[Data records Boundary: Start]
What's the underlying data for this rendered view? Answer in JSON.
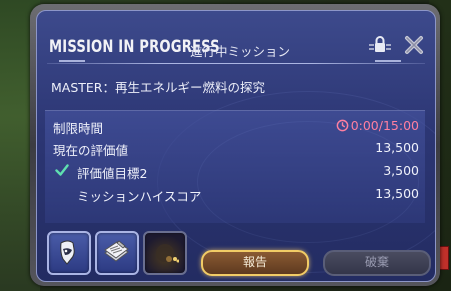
{
  "window": {
    "title": "MISSION IN PROGRESS",
    "subtitle": "進行中ミッション",
    "lock_icon": "lock-icon",
    "close_icon": "close-icon"
  },
  "master": {
    "text": "MASTER：再生エネルギー燃料の探究"
  },
  "stats": {
    "time_limit": {
      "label": "制限時間",
      "value": "0:00/15:00",
      "icon": "clock-icon",
      "color": "#ff7fa0"
    },
    "current_score": {
      "label": "現在の評価値",
      "value": "13,500"
    },
    "target_2": {
      "label": "評価値目標2",
      "value": "3,500",
      "icon": "check-icon",
      "color": "#5fe0b0"
    },
    "high_score": {
      "label": "ミッションハイスコア",
      "value": "13,500"
    }
  },
  "buttons": {
    "report": "報告",
    "dismiss": "破棄"
  },
  "colors": {
    "panel": "#2c3674",
    "report_border": "#f2cc66"
  }
}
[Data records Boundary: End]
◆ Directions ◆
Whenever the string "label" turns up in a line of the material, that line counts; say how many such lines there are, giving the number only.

◆ Exercise result ◆
4